A United Nations report showed that of the bottom 100 communities in Canada on the Community Well-being Index, 96 were Indigenous communities.
The Conference Board of Canada has ranked 117 health regions in Canada and found that Indigenous communities were at the bottom, mostly affected by social problems affecting health. That’s the effect of systematically undervaluing a whole group of people. That’s trauma in real life.
Canada has a mismatch between the world class quality of research we produce on health every year and how that research is implemented into our healthcare system.
Canadian Indigenous people have been described as “ghosts of history,” spectres lingering in the background, haunting our legacy. This refers to the fact that Indigenous people have been ignored to a great extent in Canadian history
The health of Canada’s indigenous people lags substantially behind other Canadians – and the tragic reality is well documented. Sadly, the data regarding poor health status for indigenous populations shows us this is true across all major illnesses and across all age groups.
Moving Manitoba’s Indigenous peoples from the liability to asset column was a topic that consumed some of Manitoba’s most innovative First Nations and mainstream business minds during a two-day ‘design-thinking boot camp’ recently.

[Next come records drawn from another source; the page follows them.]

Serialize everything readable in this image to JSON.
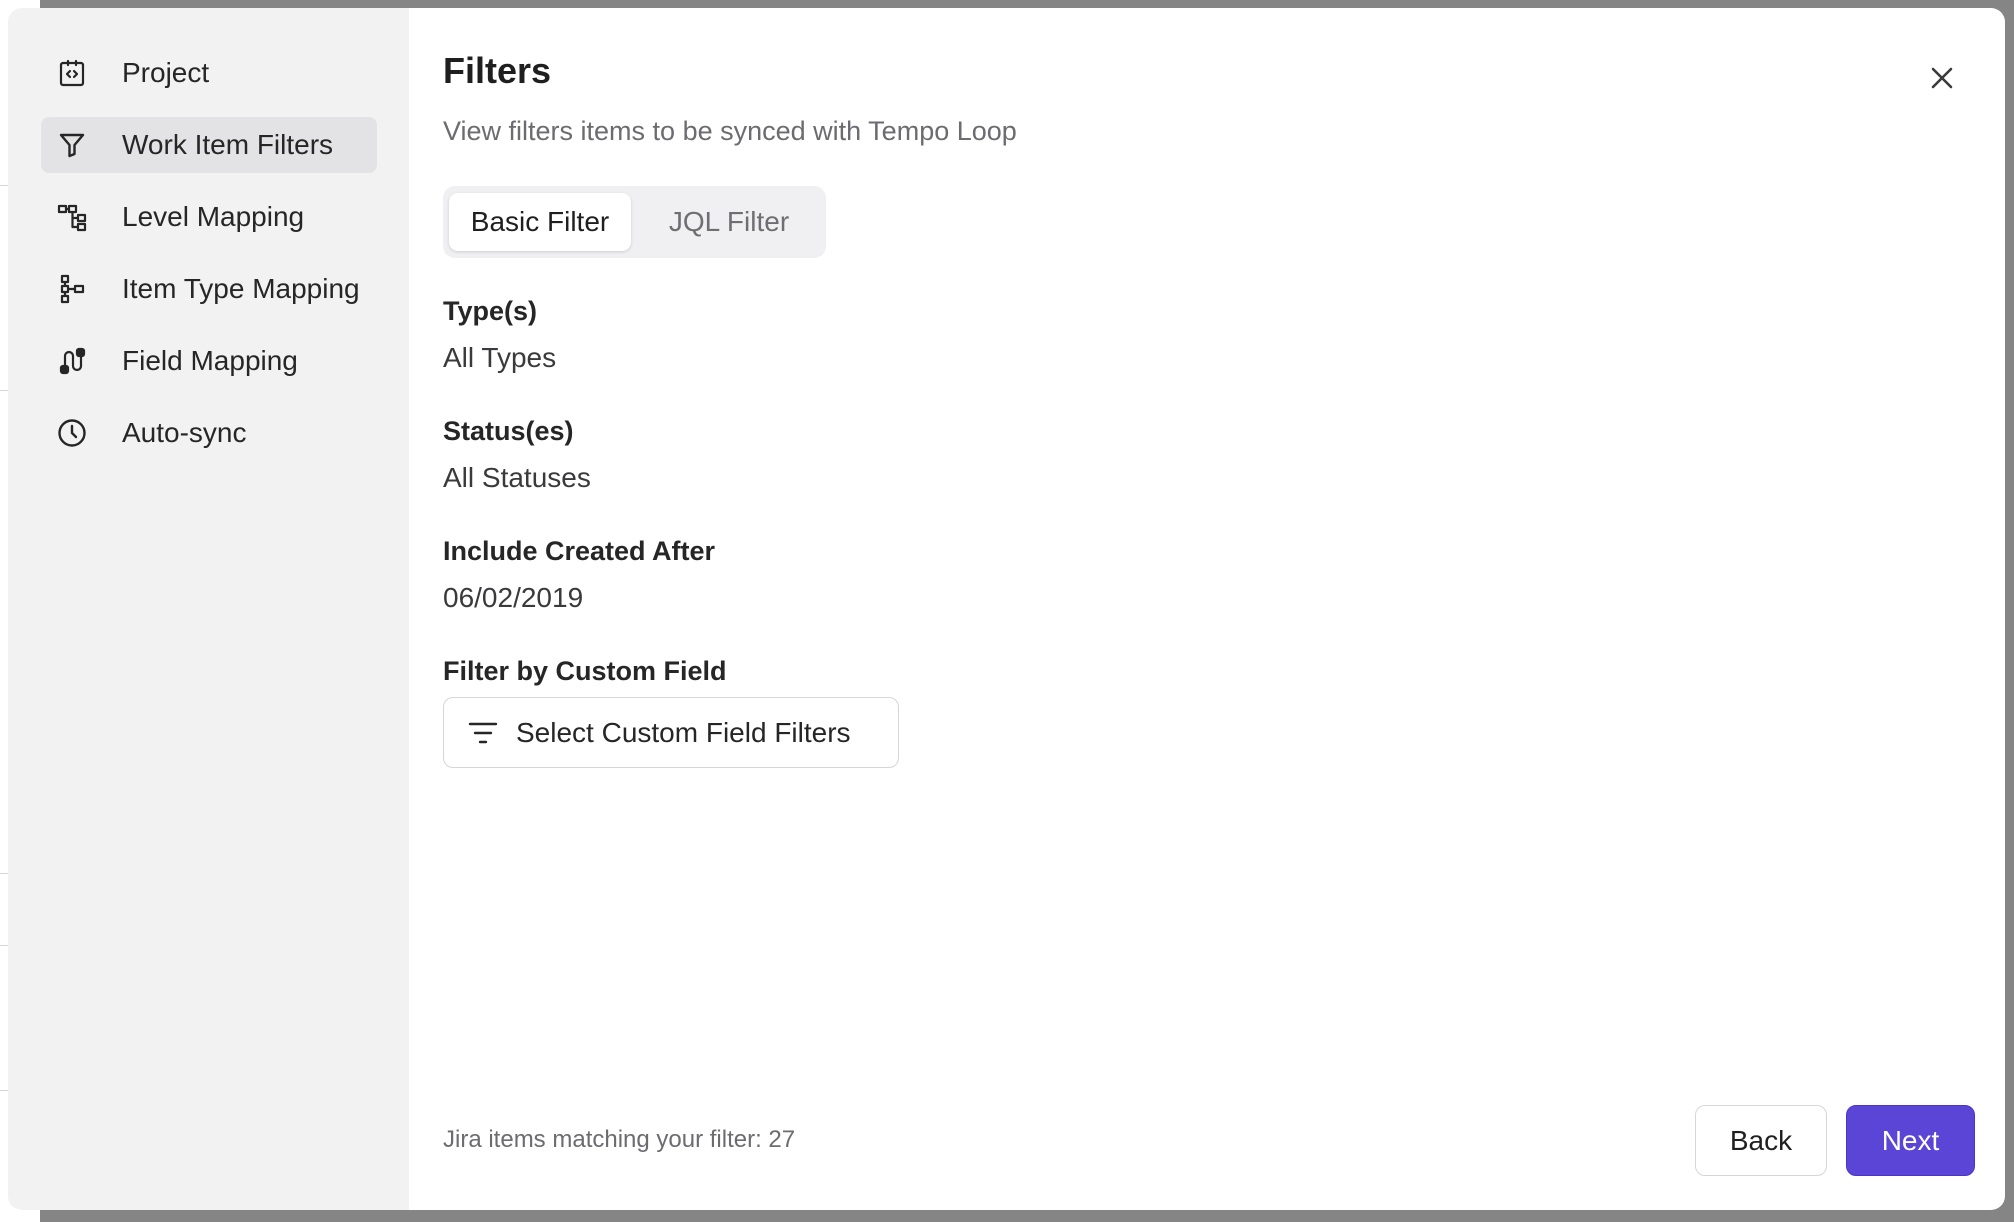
{
  "sidebar": {
    "items": [
      {
        "label": "Project",
        "icon": "project-code-icon"
      },
      {
        "label": "Work Item Filters",
        "icon": "filter-funnel-icon",
        "active": true
      },
      {
        "label": "Level Mapping",
        "icon": "level-mapping-icon"
      },
      {
        "label": "Item Type Mapping",
        "icon": "item-type-mapping-icon"
      },
      {
        "label": "Field Mapping",
        "icon": "field-mapping-icon"
      },
      {
        "label": "Auto-sync",
        "icon": "clock-icon"
      }
    ]
  },
  "header": {
    "title": "Filters",
    "subtitle": "View filters items to be synced with Tempo Loop"
  },
  "tabs": {
    "basic": "Basic Filter",
    "jql": "JQL Filter",
    "active": "basic"
  },
  "fields": {
    "types": {
      "label": "Type(s)",
      "value": "All Types"
    },
    "statuses": {
      "label": "Status(es)",
      "value": "All Statuses"
    },
    "created_after": {
      "label": "Include Created After",
      "value": "06/02/2019"
    },
    "custom_field": {
      "label": "Filter by Custom Field",
      "button": "Select Custom Field Filters"
    }
  },
  "footer": {
    "match_text": "Jira items matching your filter: 27",
    "back_label": "Back",
    "next_label": "Next"
  },
  "colors": {
    "accent": "#5b45d6",
    "sidebar_bg": "#f2f2f3",
    "active_nav_bg": "#e3e3e5"
  }
}
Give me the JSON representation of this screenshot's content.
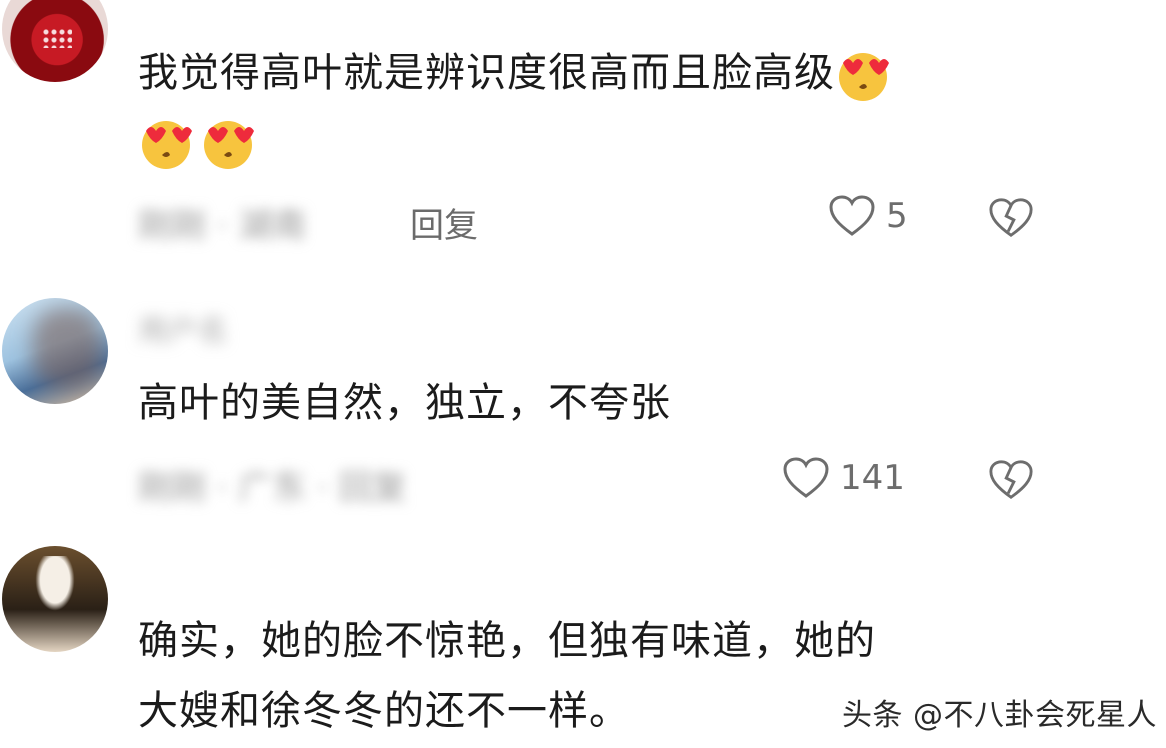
{
  "comments": [
    {
      "text": "我觉得高叶就是辨识度很高而且脸高级",
      "emoji_count_inline": 1,
      "emoji_count_second_line": 2,
      "emoji": "smiling-face-with-heart-eyes",
      "meta_blurred": "刚刚 · 湖南",
      "reply_label": "回复",
      "likes": "5"
    },
    {
      "username_blurred": "用户名",
      "text": "高叶的美自然，独立，不夸张",
      "meta_blurred": "刚刚 · 广东 · 回复",
      "likes": "141"
    },
    {
      "text_line1": "确实，她的脸不惊艳，但独有味道，她的",
      "text_line2": "大嫂和徐冬冬的还不一样。"
    }
  ],
  "watermark": "头条 @不八卦会死星人",
  "colors": {
    "text": "#1b1b1b",
    "meta": "#7a7a7a",
    "icon": "#6d6d6d"
  }
}
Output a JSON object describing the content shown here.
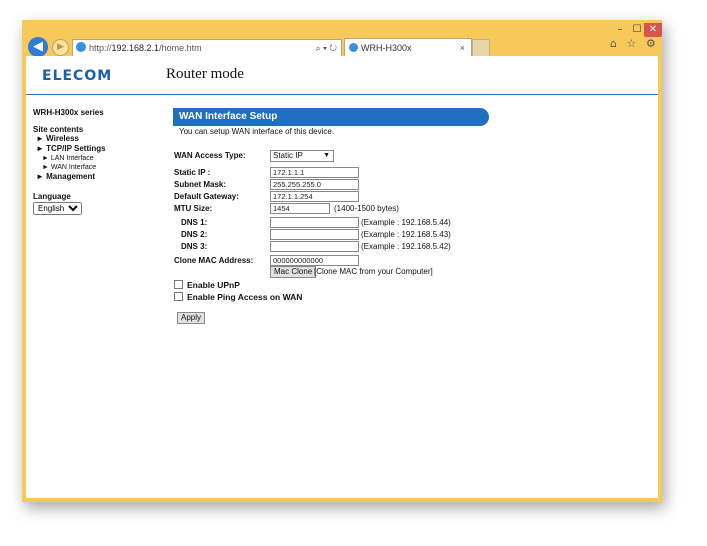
{
  "browser": {
    "address": {
      "prefix": "http://",
      "host": "192.168.2.1",
      "path": "/home.htm",
      "controls": "⌕ ▾ ↻"
    },
    "tab_title": "WRH-H300x",
    "tab_close": "×",
    "window_controls": {
      "minimize": "–",
      "maximize": "☐",
      "close": "✕"
    },
    "right_icons": "⌂ ☆ ⚙"
  },
  "header": {
    "logo": "ELECOM",
    "mode": "Router mode"
  },
  "sidebar": {
    "series": "WRH-H300x series",
    "site_contents": "Site contents",
    "items": [
      {
        "label": "► Wireless"
      },
      {
        "label": "► TCP/IP Settings"
      },
      {
        "label": "► LAN Interface",
        "sub": true
      },
      {
        "label": "► WAN Interface",
        "sub": true
      },
      {
        "label": "► Management"
      }
    ],
    "language_label": "Language",
    "language_value": "English"
  },
  "wan": {
    "title": "WAN Interface Setup",
    "description": "You can setup WAN interface of this device.",
    "access_type_label": "WAN Access Type:",
    "access_type_value": "Static IP",
    "static_ip_label": "Static IP :",
    "static_ip_value": "172.1.1.1",
    "subnet_label": "Subnet Mask:",
    "subnet_value": "255.255.255.0",
    "gateway_label": "Default Gateway:",
    "gateway_value": "172.1.1.254",
    "mtu_label": "MTU Size:",
    "mtu_value": "1454",
    "mtu_note": "(1400-1500 bytes)",
    "dns1_label": "DNS 1:",
    "dns1_value": "",
    "dns1_example": "(Example : 192.168.5.44)",
    "dns2_label": "DNS 2:",
    "dns2_value": "",
    "dns2_example": "(Example : 192.168.5.43)",
    "dns3_label": "DNS 3:",
    "dns3_value": "",
    "dns3_example": "(Example : 192.168.5.42)",
    "clone_mac_label": "Clone MAC Address:",
    "clone_mac_value": "000000000000",
    "mac_clone_button": "Mac Clone",
    "mac_clone_note": "[Clone MAC from your Computer]",
    "upnp_label": "Enable UPnP",
    "ping_label": "Enable Ping Access on WAN",
    "apply_button": "Apply"
  }
}
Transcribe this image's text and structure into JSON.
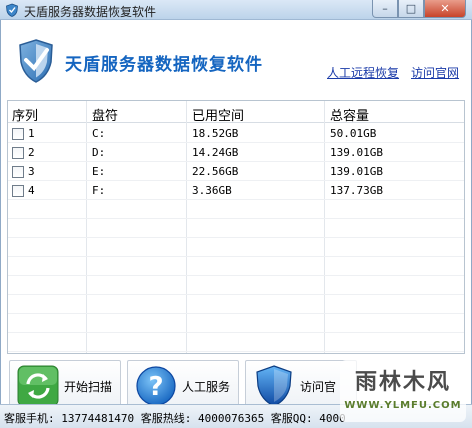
{
  "window": {
    "title": "天盾服务器数据恢复软件",
    "buttons": {
      "minimize": "–",
      "maximize": "□",
      "close": "✕"
    }
  },
  "header": {
    "brand": "天盾服务器数据恢复软件",
    "links": [
      {
        "label": "人工远程恢复"
      },
      {
        "label": "访问官网"
      }
    ]
  },
  "table": {
    "columns": [
      "序列",
      "盘符",
      "已用空间",
      "总容量"
    ],
    "rows": [
      {
        "index": "1",
        "drive": "C:",
        "used": "18.52GB",
        "total": "50.01GB",
        "checked": false
      },
      {
        "index": "2",
        "drive": "D:",
        "used": "14.24GB",
        "total": "139.01GB",
        "checked": false
      },
      {
        "index": "3",
        "drive": "E:",
        "used": "22.56GB",
        "total": "139.01GB",
        "checked": false
      },
      {
        "index": "4",
        "drive": "F:",
        "used": "3.36GB",
        "total": "137.73GB",
        "checked": false
      }
    ]
  },
  "actions": [
    {
      "label": "开始扫描",
      "icon": "refresh-icon"
    },
    {
      "label": "人工服务",
      "icon": "help-icon"
    },
    {
      "label": "访问官",
      "icon": "shield-icon"
    }
  ],
  "status": {
    "text": "客服手机: 13774481470 客服热线: 4000076365 客服QQ: 4000"
  },
  "watermark": {
    "title": "雨林木风",
    "url": "WWW.YLMFU.COM"
  },
  "colors": {
    "brand": "#1565c0",
    "link": "#1a3aa8",
    "scan_green": "#4caf50",
    "help_blue": "#1e88e5"
  }
}
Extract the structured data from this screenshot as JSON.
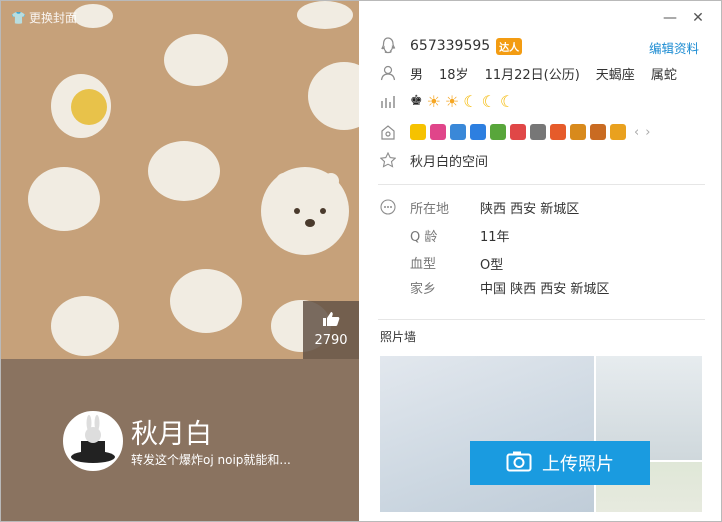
{
  "cover": {
    "change_cover_label": "更换封面",
    "like_count": "2790",
    "nickname": "秋月白",
    "signature": "转发这个爆炸oj noip就能和..."
  },
  "profile": {
    "qq_number": "657339595",
    "badge_text": "达人",
    "edit_label": "编辑资料",
    "basic": {
      "gender": "男",
      "age": "18岁",
      "birthday": "11月22日(公历)",
      "constellation": "天蝎座",
      "zodiac": "属蛇"
    },
    "space_label": "秋月白的空间",
    "details": {
      "location_label": "所在地",
      "location_value": "陕西 西安 新城区",
      "qage_label": "Q 龄",
      "qage_value": "11年",
      "blood_label": "血型",
      "blood_value": "O型",
      "hometown_label": "家乡",
      "hometown_value": "中国 陕西 西安 新城区"
    },
    "photowall_label": "照片墙",
    "upload_label": "上传照片"
  },
  "colors": {
    "cover_bg": "#c6a17a",
    "cover_bottom": "#8a7360",
    "accent": "#1a9be0",
    "link": "#1a8bd2"
  },
  "icons": [
    "qq-penguin-icon",
    "person-icon",
    "level-icon",
    "services-icon",
    "star-icon",
    "more-icon",
    "camera-icon",
    "thumb-up-icon",
    "close-icon",
    "minimize-icon"
  ]
}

As Cree youngsters in the north, we are taught the tradition of how to walk on the land and in the bush – with each foot fall carefully and quietly placed so as not to disturb the food sources that have always meant the difference between thriving and starvation. It is a hard won but essential skill for those living off the land and it takes many years of practice to master.